The AOA House of Delegates recently approved a resolution that calls for the association’s Department of Public Affairs to research the ethics of physician-assisted death, also known as physician-assisted suicide and physician aid in dying.
After considering the current literature and state laws concerning physician-assisted death, the department will discuss whether AOA policy should be changed and will report its findings to the 2018 AOA House of Delegates.
Current AOA policy on physician-assisted death states that the association opposes laws that legalize individual physician participation. It also urges the osteopathic medical profession to provide patients with information on alternatives. This policy was originally passed in 1997 and reaffirmed this year.
In 2014, physician-assisted death captured the national news spotlight when Brittany Maynard, a 29-year-old woman with terminal brain cancer, moved from California to Oregon to lawfully pursue a prescription for medication that would end her life. Maynard explained her decision publicly via news reports and a video that received nearly 12 million views on YouTube.
Physician-assisted death is now legal in six states (Washington, California, Oregon, Montana, Colorado and Vermont) and the District of Columbia. An additional 30 state legislatures will consider legalizing physician-assisted death this year, according to Death with Dignity. Policy regarding physician-assisted death has rapidly shifted in recent years: California and Colorado legalized it last year, while DC legalized it this year.

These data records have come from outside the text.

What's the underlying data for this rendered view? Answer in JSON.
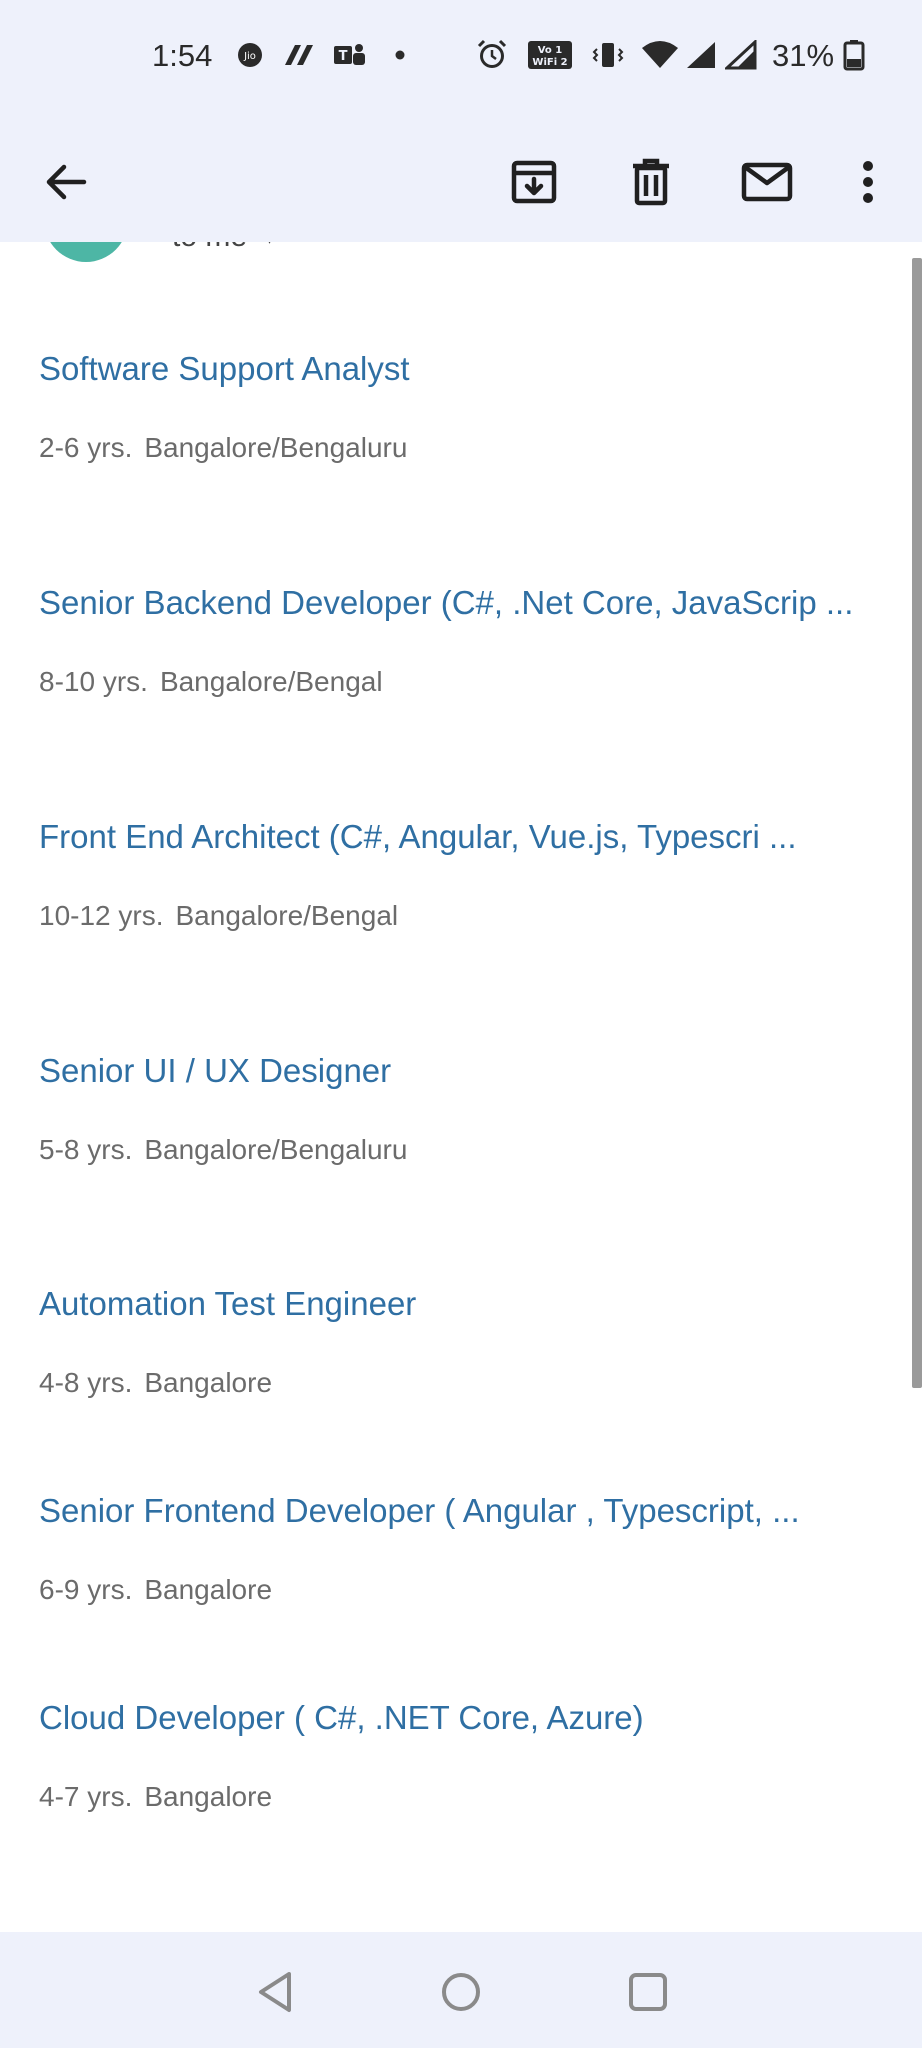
{
  "status_bar": {
    "time": "1:54",
    "battery_percent": "31%",
    "icons": [
      "jio-icon",
      "app-icon",
      "teams-icon",
      "dot-icon",
      "alarm-icon",
      "vowifi-icon",
      "vibrate-icon",
      "wifi-icon",
      "signal-icon",
      "signal-icon-2",
      "battery-icon"
    ]
  },
  "app_bar": {
    "icons": [
      "back-arrow-icon",
      "archive-icon",
      "delete-icon",
      "mail-icon",
      "more-vert-icon"
    ]
  },
  "email_header": {
    "recipient_text": "to me"
  },
  "jobs": [
    {
      "title": "Software Support Analyst",
      "experience": "2-6 yrs.",
      "location": "Bangalore/Bengaluru"
    },
    {
      "title": "Senior Backend Developer (C#, .Net Core, JavaScrip ...",
      "experience": "8-10 yrs.",
      "location": "Bangalore/Bengal"
    },
    {
      "title": "Front End Architect (C#, Angular, Vue.js, Typescri ...",
      "experience": "10-12 yrs.",
      "location": "Bangalore/Bengal"
    },
    {
      "title": "Senior UI / UX Designer",
      "experience": "5-8 yrs.",
      "location": "Bangalore/Bengaluru"
    },
    {
      "title": "Automation Test Engineer",
      "experience": "4-8 yrs.",
      "location": "Bangalore"
    },
    {
      "title": "Senior Frontend Developer ( Angular , Typescript, ...",
      "experience": "6-9 yrs.",
      "location": "Bangalore"
    },
    {
      "title": "Cloud Developer ( C#, .NET Core, Azure)",
      "experience": "4-7 yrs.",
      "location": "Bangalore"
    }
  ],
  "nav_bar": {
    "icons": [
      "back-triangle-icon",
      "home-circle-icon",
      "recents-square-icon"
    ]
  },
  "colors": {
    "bar_background": "#eef1fb",
    "link_blue": "#2f6fa3",
    "meta_gray": "#6b6b6b",
    "avatar_teal": "#4db6a5"
  }
}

Read more in The DO about physician-assisted death and end-of-life care: